Work out how many lines in the entries below include the word "server". Give nothing but the number.

**Records excerpted from a collection:**
────────────────────────────────────────
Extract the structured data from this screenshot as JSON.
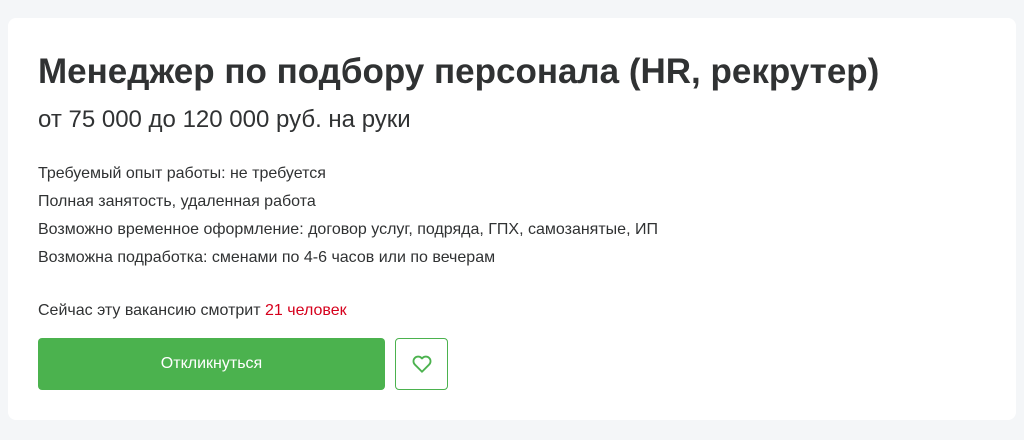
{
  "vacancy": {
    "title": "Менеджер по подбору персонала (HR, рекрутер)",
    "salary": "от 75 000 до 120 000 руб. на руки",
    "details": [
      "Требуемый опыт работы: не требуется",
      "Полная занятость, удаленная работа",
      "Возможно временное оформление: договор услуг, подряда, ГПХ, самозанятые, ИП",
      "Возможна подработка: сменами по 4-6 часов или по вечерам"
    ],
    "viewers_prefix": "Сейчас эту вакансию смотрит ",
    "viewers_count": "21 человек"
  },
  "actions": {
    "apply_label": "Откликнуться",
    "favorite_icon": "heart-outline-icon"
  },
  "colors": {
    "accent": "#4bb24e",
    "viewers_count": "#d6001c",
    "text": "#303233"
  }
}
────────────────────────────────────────
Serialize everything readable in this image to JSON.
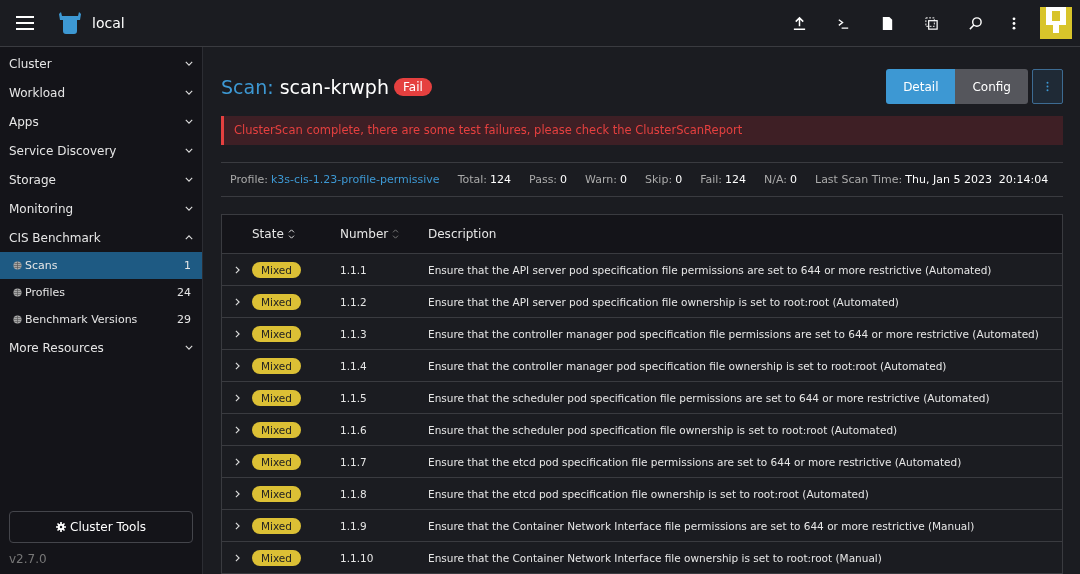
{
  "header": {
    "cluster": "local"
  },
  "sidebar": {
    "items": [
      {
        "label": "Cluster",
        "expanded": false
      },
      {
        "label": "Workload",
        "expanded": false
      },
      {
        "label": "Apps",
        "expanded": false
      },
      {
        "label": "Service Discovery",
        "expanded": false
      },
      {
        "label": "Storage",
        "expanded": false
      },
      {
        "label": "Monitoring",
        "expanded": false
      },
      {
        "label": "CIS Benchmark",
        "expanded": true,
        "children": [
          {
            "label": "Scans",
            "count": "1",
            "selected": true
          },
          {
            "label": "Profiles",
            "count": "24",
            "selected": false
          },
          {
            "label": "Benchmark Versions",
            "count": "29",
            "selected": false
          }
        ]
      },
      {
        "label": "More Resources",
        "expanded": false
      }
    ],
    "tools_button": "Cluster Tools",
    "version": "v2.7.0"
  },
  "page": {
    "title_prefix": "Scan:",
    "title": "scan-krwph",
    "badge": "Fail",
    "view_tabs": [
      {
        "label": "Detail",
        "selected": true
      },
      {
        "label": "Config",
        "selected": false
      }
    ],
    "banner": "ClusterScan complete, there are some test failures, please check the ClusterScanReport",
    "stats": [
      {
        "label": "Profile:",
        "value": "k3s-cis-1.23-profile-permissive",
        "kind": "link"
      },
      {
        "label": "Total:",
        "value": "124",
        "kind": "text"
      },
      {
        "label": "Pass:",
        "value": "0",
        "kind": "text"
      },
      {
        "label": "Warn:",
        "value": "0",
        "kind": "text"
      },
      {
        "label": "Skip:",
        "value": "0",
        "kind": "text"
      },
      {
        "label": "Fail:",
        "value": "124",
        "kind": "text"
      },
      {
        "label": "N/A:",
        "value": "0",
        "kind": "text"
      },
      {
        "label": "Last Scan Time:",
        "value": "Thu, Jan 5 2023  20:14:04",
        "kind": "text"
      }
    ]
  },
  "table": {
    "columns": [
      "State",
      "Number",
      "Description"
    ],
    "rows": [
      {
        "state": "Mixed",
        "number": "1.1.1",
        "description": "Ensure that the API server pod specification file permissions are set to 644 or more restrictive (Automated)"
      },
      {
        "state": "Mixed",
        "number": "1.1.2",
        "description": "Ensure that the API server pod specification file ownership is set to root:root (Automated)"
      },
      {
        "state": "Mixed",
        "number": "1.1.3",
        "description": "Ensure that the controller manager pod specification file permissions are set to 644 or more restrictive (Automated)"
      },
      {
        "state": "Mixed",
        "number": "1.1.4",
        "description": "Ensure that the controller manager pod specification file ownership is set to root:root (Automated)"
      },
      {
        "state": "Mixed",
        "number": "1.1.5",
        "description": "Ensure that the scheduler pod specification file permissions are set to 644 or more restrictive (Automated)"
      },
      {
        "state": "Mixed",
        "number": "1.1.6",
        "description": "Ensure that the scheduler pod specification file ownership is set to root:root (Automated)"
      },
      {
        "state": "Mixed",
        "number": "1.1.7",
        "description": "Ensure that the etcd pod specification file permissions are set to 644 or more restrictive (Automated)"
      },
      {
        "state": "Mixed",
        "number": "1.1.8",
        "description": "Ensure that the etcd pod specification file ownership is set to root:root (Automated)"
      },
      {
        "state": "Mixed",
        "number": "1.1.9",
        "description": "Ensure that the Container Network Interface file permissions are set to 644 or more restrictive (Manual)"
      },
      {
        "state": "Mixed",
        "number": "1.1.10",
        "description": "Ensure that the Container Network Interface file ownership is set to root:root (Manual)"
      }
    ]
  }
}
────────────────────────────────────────
**Solution to the problem:** 2